RIPTON — It’s the year of the protester, according to “Time” magazine, and Ripton’s Bill McKibben fits the bill. So well, in fact, that he made it onto the “People Who Mattered” list in the magazine’s annual year-in-review issue.
“It really puts it into perspective when you have Osama Bin Laden listed two places away,” joked McKibben, a writer, environmental activist and scholar-in-residence at Middlebury College. He shares the spotlight in the list announced last week with the likes of acquitted murder suspect Casey Anthony, the web activism group Anonymous, Congresswoman and Republican presidential hopeful Michele Bachmann and pop superstar Adele.
But, McKibben stressed, it’s not his accomplishments exclusively that landed him in the national media this year: it’s everyone who participated in the actions coordinated by environmental group 350.org, which he co-founded with students at Middlebury College.
“I’m not in there for individual accomplishments,” said McKibben. “It’s the recognition of a movement that’s started over this past year.”
Members of the group catapulted into the media spotlight in August with demonstrations and arrests in Washington, D.C., as they urged President Obama to kill the proposed Keystone XL pipeline project.
The project, which would move unrefined oil extracted from the tar sands of Alberta, Canada, down to Texas, is being touted as a source of jobs and domestic energy by its proponents, but as a climate nightmare by its opponents.
Shortly after the demonstrations that culminated in protesters five-deep surrounding the White House early in November — in what McKibben says was the largest civil disobedience action in 30 years — Obama took action. Though he did not kill the issue, he postponed his decision on it until 2013, after the coming elections.
In recent days, however, the project has resurfaced, both amid budget discussions in Congress and among the Republican candidates for president. House Speaker John Boehner has pledged to tie the issue onto a bill that would extend payroll tax cuts, and during last Thursday’s Republican debate, frontrunner Newt Gingrich admonished the Obama administration for holding up the “creation of 20,000 jobs” and the payroll tax cut to protect the “left-wing environmental extremists in San Francisco.”

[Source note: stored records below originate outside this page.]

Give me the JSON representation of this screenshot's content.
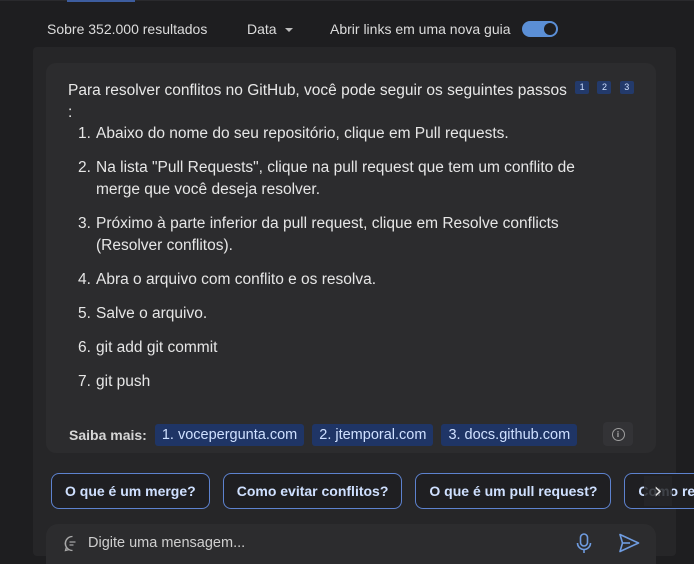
{
  "filters": {
    "results_count": "Sobre 352.000 resultados",
    "date_label": "Data",
    "new_tab_label": "Abrir links em uma nova guia",
    "new_tab_enabled": true
  },
  "answer": {
    "intro": "Para resolver conflitos no GitHub, você pode seguir os seguintes passos",
    "intro_suffix": ":",
    "citations": [
      "1",
      "2",
      "3"
    ],
    "steps": [
      {
        "num": "1.",
        "text": "Abaixo do nome do seu repositório, clique em Pull requests."
      },
      {
        "num": "2.",
        "text": "Na lista \"Pull Requests\", clique na pull request que tem um conflito de merge que você deseja resolver."
      },
      {
        "num": "3.",
        "text": "Próximo à parte inferior da pull request, clique em Resolve conflicts (Resolver conflitos)."
      },
      {
        "num": "4.",
        "text": "Abra o arquivo com conflito e os resolva."
      },
      {
        "num": "5.",
        "text": "Salve o arquivo."
      },
      {
        "num": "6.",
        "text": "git add git commit"
      },
      {
        "num": "7.",
        "text": "git push"
      }
    ],
    "learn_more_label": "Saiba mais:",
    "sources": [
      "1. vocepergunta.com",
      "2. jtemporal.com",
      "3. docs.github.com"
    ]
  },
  "suggestions": [
    "O que é um merge?",
    "Como evitar conflitos?",
    "O que é um pull request?",
    "Como resolver"
  ],
  "composer": {
    "placeholder": "Digite uma mensagem..."
  },
  "colors": {
    "accent": "#5b8fd6",
    "chip_bg": "#1f3566",
    "chip_text": "#cfe0ff"
  }
}
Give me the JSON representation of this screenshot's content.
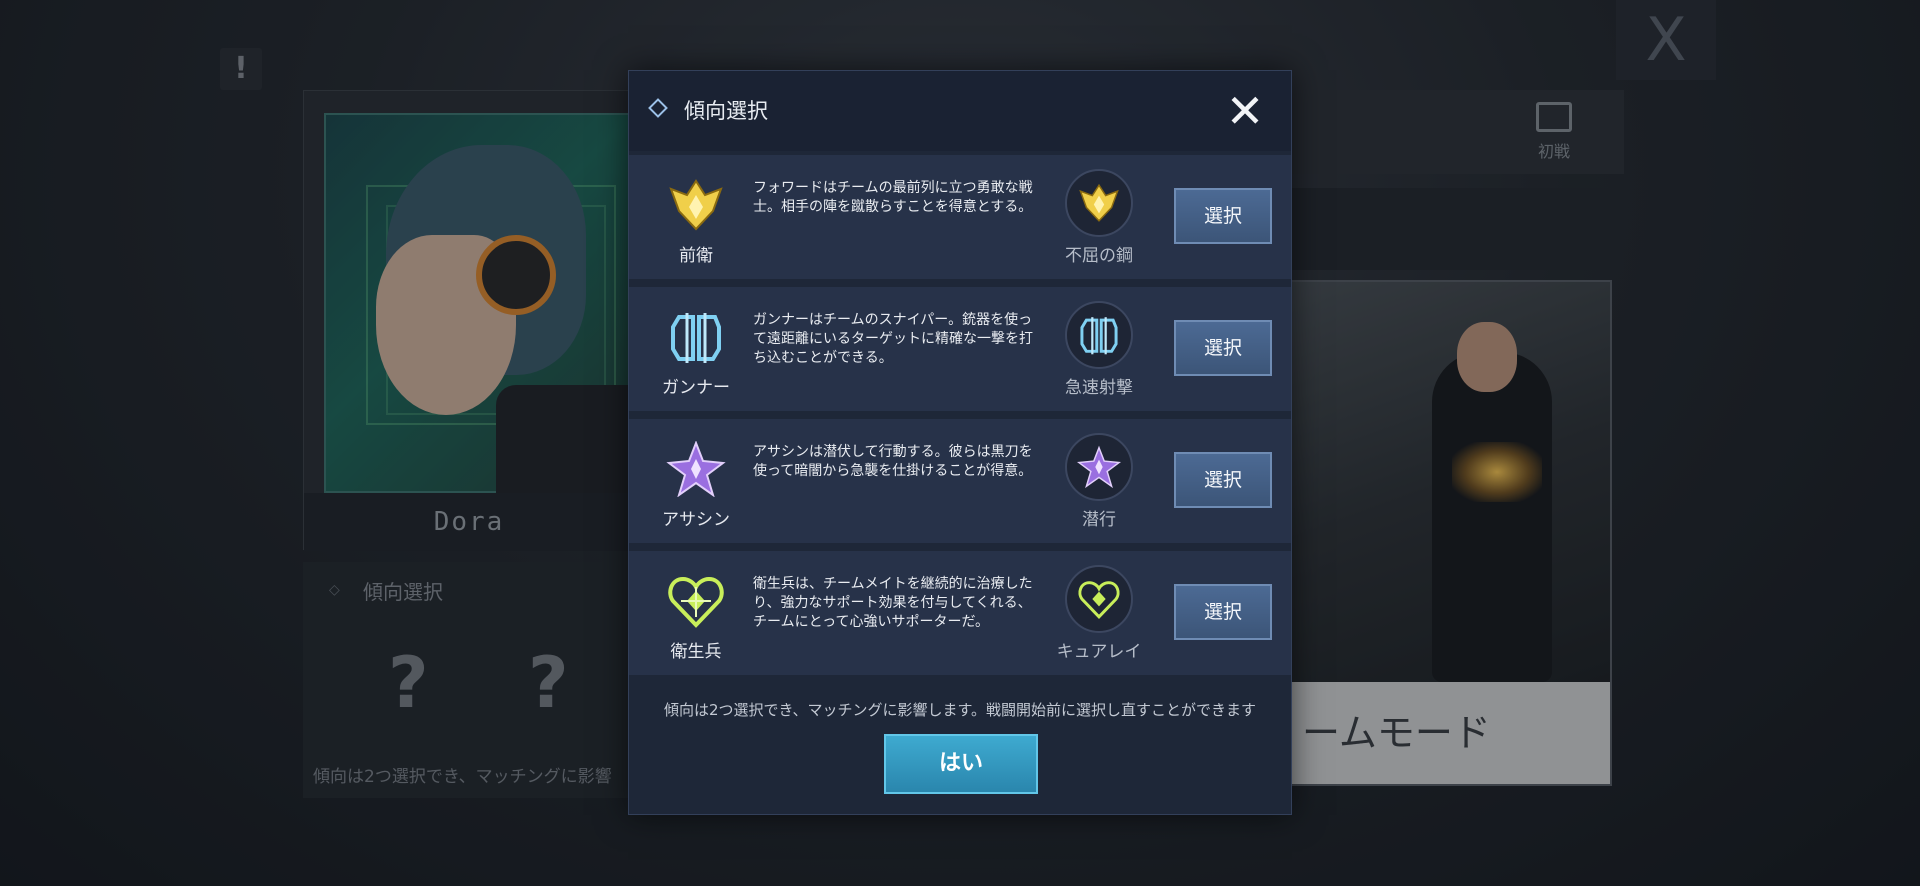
{
  "background": {
    "alert_symbol": "!",
    "character_name": "Dora",
    "tendency_title": "傾向選択",
    "placeholder_mark": "?",
    "tendency_note": "傾向は2つ選択でき、マッチングに影響",
    "gift_label": "初戦",
    "mode_label": "ームモード",
    "close_symbol": "X"
  },
  "modal": {
    "title": "傾向選択",
    "close_symbol": "✕",
    "rows": [
      {
        "class_name": "前衛",
        "desc": "フォワードはチームの最前列に立つ勇敢な戦士。相手の陣を蹴散らすことを得意とする。",
        "skill_name": "不屈の鋼",
        "button_label": "選択",
        "icon": "crown-shield-icon",
        "color": "#f0cf4a"
      },
      {
        "class_name": "ガンナー",
        "desc": "ガンナーはチームのスナイパー。銃器を使って遠距離にいるターゲットに精確な一撃を打ち込むことができる。",
        "skill_name": "急速射撃",
        "button_label": "選択",
        "icon": "gunner-emblem-icon",
        "color": "#7fd0f2"
      },
      {
        "class_name": "アサシン",
        "desc": "アサシンは潜伏して行動する。彼らは黒刀を使って暗闇から急襲を仕掛けることが得意。",
        "skill_name": "潜行",
        "button_label": "選択",
        "icon": "assassin-star-icon",
        "color": "#b98df0"
      },
      {
        "class_name": "衛生兵",
        "desc": "衛生兵は、チームメイトを継続的に治療したり、強力なサポート効果を付与してくれる、チームにとって心強いサポーターだ。",
        "skill_name": "キュアレイ",
        "button_label": "選択",
        "icon": "medic-heart-icon",
        "color": "#c8ee5a"
      }
    ],
    "note": "傾向は2つ選択でき、マッチングに影響します。戦闘開始前に選択し直すことができます",
    "confirm_label": "はい"
  }
}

McKibben said last week that far more than U.S. jobs are at stake: it’s the future of the world’s climate, coming in a year when humans pumped unprecedented amounts of carbon dioxide into the atmosphere.
“When (NASA’s James Hansen) the foremost climatologist in the world says, ‘Tap heavily into the tar sands and it’s essentially game over for the climate,’ that doesn’t leave much room for equivocating,” McKibben said.
He said it’s anybody’s guess what will happen with the Keystone pipeline, but that the voice of 350.org has been heard, and has raised the issue into the eyes of the public.
“It’s very hard for any of us as individuals to make a significant dent in this problem — we’re always up against the financial power of the fossil fuels industry,” said McKibben. We’re going to have to find other currencies to work in.”
Those currencies, he said, are spirit, passion, creativity and even bodies. More than 1,000 people were arrested while protesting the Keystone pipeline earlier this year.
More recently, Occupy Wall Street movements around the country have made their voices heard. McKibben said he’s visited nine Occupy encampments to speak and join in the protests.
“Wall Street’s been occupying the atmosphere for the past 30 years, and now someone else is,” said McKibben.
Accordingly, 350.org’s focus over the next year will likely move to what McKibben sees as the core of the issue: the role of the corporation in U.S. politics.
“Environmentalists never win any permanent victories. The most we win are temporary victories,” he said. “We’ll do our best to keep fighting the Tar Sands, but also to move on to these root questions of corporate power.”
Reporter Andrea Suozzo is at email@example.com.